When I came back from East Africa last month with five notepads full of material for a new book, I started looking for a place to sit down and write, and do nothing else. I have a study at home, but it’s full of unfinished business, and in our house there’s a lot of deferred maintenance. So I trolled the internet for an office (nothing under $500/month), or a shared work space (not quite as expensive, but you have to put up with hopeful new entrepreneurs Skyping away at the desk next to you). Then I called Sunil Freeman (Assistant Director of The Writer's Center).
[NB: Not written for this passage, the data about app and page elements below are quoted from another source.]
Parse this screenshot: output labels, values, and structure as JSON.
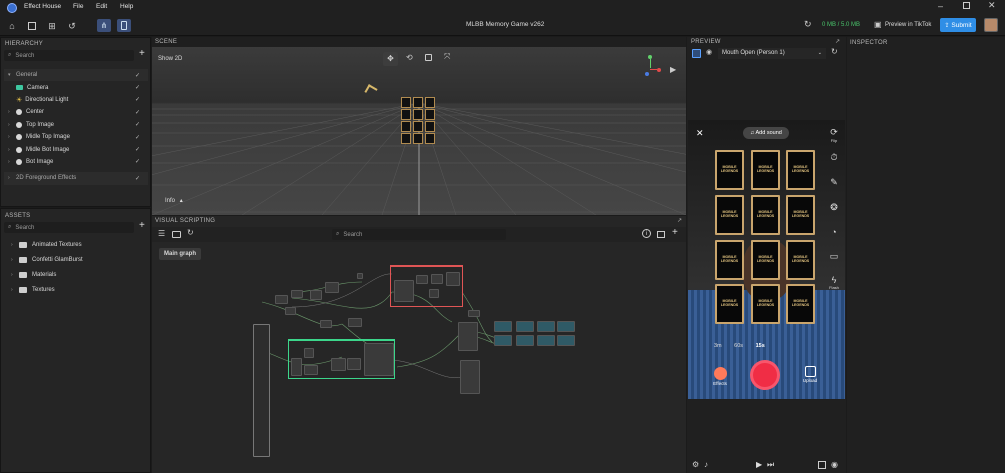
{
  "app": {
    "name": "Effect House",
    "project_title": "MLBB Memory Game v262"
  },
  "menu": {
    "file": "File",
    "edit": "Edit",
    "help": "Help"
  },
  "toolbar": {
    "size": "0 MB / 5.0 MB",
    "preview_tiktok": "Preview in TikTok",
    "submit": "Submit"
  },
  "hierarchy": {
    "title": "HIERARCHY",
    "search_placeholder": "Search",
    "items": [
      {
        "label": "General",
        "type": "group"
      },
      {
        "label": "Camera",
        "type": "camera"
      },
      {
        "label": "Directional Light",
        "type": "light"
      },
      {
        "label": "Center",
        "type": "object"
      },
      {
        "label": "Top Image",
        "type": "object"
      },
      {
        "label": "Midle Top Image",
        "type": "object"
      },
      {
        "label": "Midle Bot Image",
        "type": "object"
      },
      {
        "label": "Bot Image",
        "type": "object"
      }
    ],
    "foreground_group": "2D Foreground Effects"
  },
  "assets": {
    "title": "ASSETS",
    "search_placeholder": "Search",
    "folders": [
      "Animated Textures",
      "Confetti GlamBurst",
      "Materials",
      "Textures"
    ]
  },
  "scene": {
    "title": "SCENE",
    "show2d": "Show 2D",
    "info": "Info"
  },
  "visual_scripting": {
    "title": "VISUAL SCRIPTING",
    "search_placeholder": "Search",
    "tab": "Main graph"
  },
  "preview": {
    "title": "PREVIEW",
    "trigger": "Mouth Open (Person 1)",
    "add_sound": "Add sound",
    "durations": [
      "3m",
      "60s",
      "15s"
    ],
    "selected_duration": "15s",
    "card_label": "MOBILE LEGENDS",
    "side_buttons": [
      "Flip",
      "",
      "",
      "",
      "",
      "",
      "Flash"
    ],
    "effects": "Effects",
    "upload": "Upload"
  },
  "inspector": {
    "title": "INSPECTOR"
  },
  "colors": {
    "accent": "#2f8ee6",
    "size_green": "#49c46b",
    "record": "#f02d45",
    "card_border": "#c9a56d"
  }
}
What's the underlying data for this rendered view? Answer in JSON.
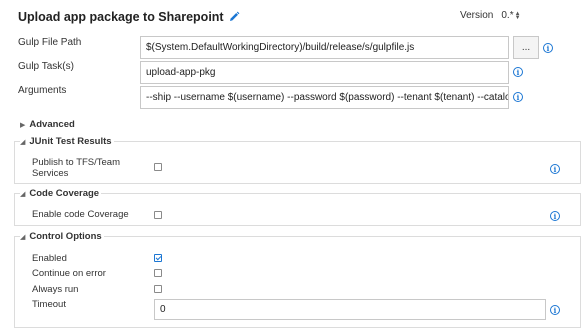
{
  "task": {
    "title": "Upload app package to Sharepoint",
    "version_label": "Version",
    "version_value": "0.*"
  },
  "fields": {
    "gulp_file_path": {
      "label": "Gulp File Path",
      "value": "$(System.DefaultWorkingDirectory)/build/release/s/gulpfile.js",
      "browse_label": "..."
    },
    "gulp_tasks": {
      "label": "Gulp Task(s)",
      "value": "upload-app-pkg"
    },
    "arguments": {
      "label": "Arguments",
      "value": "--ship --username $(username) --password $(password) --tenant $(tenant) --catalogsite $(catalogsite)"
    }
  },
  "sections": {
    "advanced": {
      "label": "Advanced"
    },
    "junit": {
      "label": "JUnit Test Results",
      "publish_label_line1": "Publish to TFS/Team",
      "publish_label_line2": "Services",
      "publish_checked": false
    },
    "coverage": {
      "label": "Code Coverage",
      "enable_label": "Enable code Coverage",
      "enable_checked": false
    },
    "control": {
      "label": "Control Options",
      "enabled_label": "Enabled",
      "enabled_checked": true,
      "continue_label": "Continue on error",
      "continue_checked": false,
      "always_label": "Always run",
      "always_checked": false,
      "timeout_label": "Timeout",
      "timeout_value": "0"
    }
  },
  "icons": {
    "info": "info-icon",
    "edit": "pencil-icon"
  },
  "colors": {
    "accent": "#1b76d3",
    "border": "#c8c8c8"
  }
}
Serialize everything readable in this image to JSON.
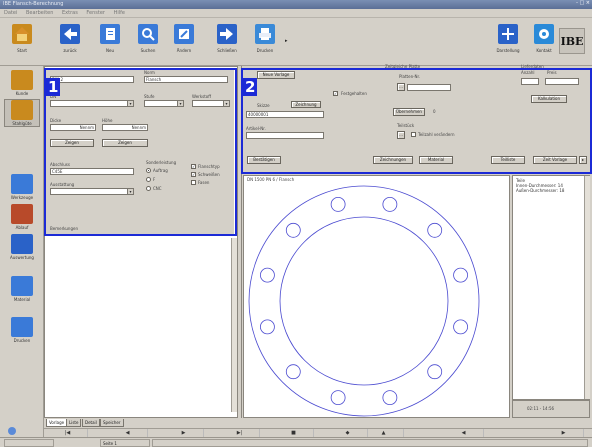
{
  "window": {
    "title": "IBE Flansch-Berechnung",
    "controls": "- □ ×"
  },
  "menu": [
    "Datei",
    "Bearbeiten",
    "Extras",
    "Fenster",
    "Hilfe"
  ],
  "toolbar": {
    "buttons": [
      {
        "label": "Start",
        "color": "#c98a1e"
      },
      {
        "label": "zurück",
        "color": "#2a62c8"
      },
      {
        "label": "Neu",
        "color": "#3a7ad8"
      },
      {
        "label": "Suchen",
        "color": "#3a7ad8"
      },
      {
        "label": "Ändern",
        "color": "#3a7ad8"
      },
      {
        "label": "Schließen",
        "color": "#2a62c8"
      },
      {
        "label": "Drucken",
        "color": "#3a8ad8"
      }
    ],
    "right_buttons": [
      {
        "label": "Darstellung",
        "color": "#2a62c8"
      },
      {
        "label": "Kontakt",
        "color": "#2a8ad8"
      }
    ],
    "logo": "IBE"
  },
  "sidebar": {
    "items": [
      {
        "label": "Kunde",
        "color": "#c98a1e",
        "active": false
      },
      {
        "label": "Stahlgüte",
        "color": "#c98a1e",
        "active": true
      },
      {
        "label": "Werkzeuge",
        "color": "#3a7ad8",
        "active": false
      },
      {
        "label": "Ablauf",
        "color": "#b84a2a",
        "active": false
      },
      {
        "label": "Auswertung",
        "color": "#2a62c8",
        "active": false
      },
      {
        "label": "Material",
        "color": "#3a7ad8",
        "active": false
      },
      {
        "label": "Drucken",
        "color": "#3a7ad8",
        "active": false
      }
    ]
  },
  "form_left": {
    "fields": [
      {
        "label": "Art",
        "value": "DIN 2"
      },
      {
        "label": "Norm",
        "value": "Flansch"
      },
      {
        "label": "DN",
        "value": ""
      },
      {
        "label": "Stufe",
        "value": ""
      },
      {
        "label": "Werkstoff",
        "value": ""
      },
      {
        "label": "Dicke",
        "value": "Nennm"
      },
      {
        "label": "Höhe",
        "value": "Nennm"
      }
    ],
    "buttons": [
      "Zeigen",
      "Zeigen"
    ],
    "lower": {
      "label_a": "Abschluss",
      "value_a": "C45E",
      "label_b": "Ausstattung",
      "value_b": "",
      "options_label": "Sonderleistung",
      "options": [
        {
          "label": "Auftrag",
          "on": true
        },
        {
          "label": "F",
          "on": false
        },
        {
          "label": "CNC",
          "on": false
        }
      ],
      "checks": [
        {
          "label": "Flanschtyp",
          "on": true
        },
        {
          "label": "Schweißen",
          "on": true
        },
        {
          "label": "Fasen",
          "on": false
        }
      ]
    },
    "note_label": "Bemerkungen"
  },
  "left_tabs": [
    "Vorlage",
    "Liste",
    "Detail",
    "Speicher"
  ],
  "form_top": {
    "open_button": "Neue Vorlage",
    "checkbox": {
      "label": "Festgehalten",
      "on": true
    },
    "field1_label": "Skizze",
    "field1_value": "40000001",
    "field1_btn": "Zeichnung",
    "field2_label": "Artikel-Nr.",
    "field2_value": "",
    "group1_label": "Zeitgleiche Platte",
    "group1_field_label": "Platten-Nr.",
    "group1_field_value": "",
    "group1_btn": "Übernehmen",
    "group1_count": "0",
    "group2_label": "Teilstück",
    "group2_check": "Teilzahl verändern",
    "right_label": "Lieferdaten",
    "right_f1": "Anzahl",
    "right_f2": "Preis",
    "right_btn": "Kalkulation",
    "bottom_buttons": [
      "Bestätigen",
      "Zeichnungen",
      "Material",
      "Teilliste",
      "Zeit Vorlage"
    ]
  },
  "drawing": {
    "header": "DN 1500 PN 6 / Flansch",
    "bolt_holes": 12
  },
  "info_list": {
    "lines": [
      "Teile",
      "Innen-Durchmesser: 14",
      "Außen-Durchmesser: 18"
    ]
  },
  "time": "02:11 - 14:56",
  "navbar": [
    "|◀",
    "◀",
    "▶",
    "▶|",
    "■",
    "◆",
    "▲",
    "◀",
    "▶"
  ],
  "status": {
    "left": "",
    "cell1": "Seite 1",
    "cell2": ""
  },
  "markers": [
    {
      "num": "1"
    },
    {
      "num": "2"
    }
  ],
  "colors": {
    "marker": "#1b2ad6",
    "circle": "#4a4ad0"
  }
}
I've known Sunil for more than twenty years. When The Writer’s Center was still on Old Georgetown Road, he and Al Lefcowitz offered computer classes to writers who were trying to make the transition from the Underwood and the fountain pen. I’m looking for a work space, I said. Any ideas?
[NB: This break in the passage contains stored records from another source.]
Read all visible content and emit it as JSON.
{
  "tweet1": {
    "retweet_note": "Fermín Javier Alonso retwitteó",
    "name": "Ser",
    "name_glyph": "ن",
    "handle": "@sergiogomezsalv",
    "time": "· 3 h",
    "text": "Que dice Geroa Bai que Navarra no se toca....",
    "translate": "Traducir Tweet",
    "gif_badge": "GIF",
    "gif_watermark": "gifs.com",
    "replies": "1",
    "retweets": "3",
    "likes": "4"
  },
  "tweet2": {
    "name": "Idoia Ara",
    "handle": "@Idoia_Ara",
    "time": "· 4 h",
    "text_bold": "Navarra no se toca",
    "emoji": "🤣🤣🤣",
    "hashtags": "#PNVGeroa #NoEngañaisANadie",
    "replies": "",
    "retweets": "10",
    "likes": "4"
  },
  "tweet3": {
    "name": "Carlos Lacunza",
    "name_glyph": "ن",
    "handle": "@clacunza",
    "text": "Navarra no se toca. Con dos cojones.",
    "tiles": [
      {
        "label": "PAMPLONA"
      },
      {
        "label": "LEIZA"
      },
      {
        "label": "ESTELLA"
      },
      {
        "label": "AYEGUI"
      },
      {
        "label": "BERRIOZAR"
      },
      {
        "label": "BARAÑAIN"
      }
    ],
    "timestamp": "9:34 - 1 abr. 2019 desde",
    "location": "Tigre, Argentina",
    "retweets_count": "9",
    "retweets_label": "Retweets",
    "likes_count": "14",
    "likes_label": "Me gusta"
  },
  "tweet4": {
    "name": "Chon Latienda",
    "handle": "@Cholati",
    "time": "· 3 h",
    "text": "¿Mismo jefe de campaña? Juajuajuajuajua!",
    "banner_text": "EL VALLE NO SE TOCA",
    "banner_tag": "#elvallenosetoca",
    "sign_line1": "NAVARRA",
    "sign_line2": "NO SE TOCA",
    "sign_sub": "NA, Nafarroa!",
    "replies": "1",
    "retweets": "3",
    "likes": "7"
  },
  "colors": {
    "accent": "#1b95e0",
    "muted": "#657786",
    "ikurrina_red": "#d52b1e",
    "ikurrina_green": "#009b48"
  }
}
"Well," he said, "it’s funny that you mention it. While you were away in Africa, we've completely rebuilt the lower level, and turned it into a writer's studio. It’s not totally finished yet, but Stewart (Moss, Executive Director) says you’re welcome to try it out."
So that’s where I’ve been these past three weeks, happily doing my 1,000 words a day.
Ernest Hemingway did some of his best writing in cafes in Paris and Madrid. He preferred large, airy rooms that were not tomb-silent like a library, but places where people talk in low voices and leave you alone when they pass your table. He even wrote a story about it. He called it "A Clean, Well-Lighted Place," and that’s exactly what you'll find at the new Studio at The Writer's Center on Walsh Street.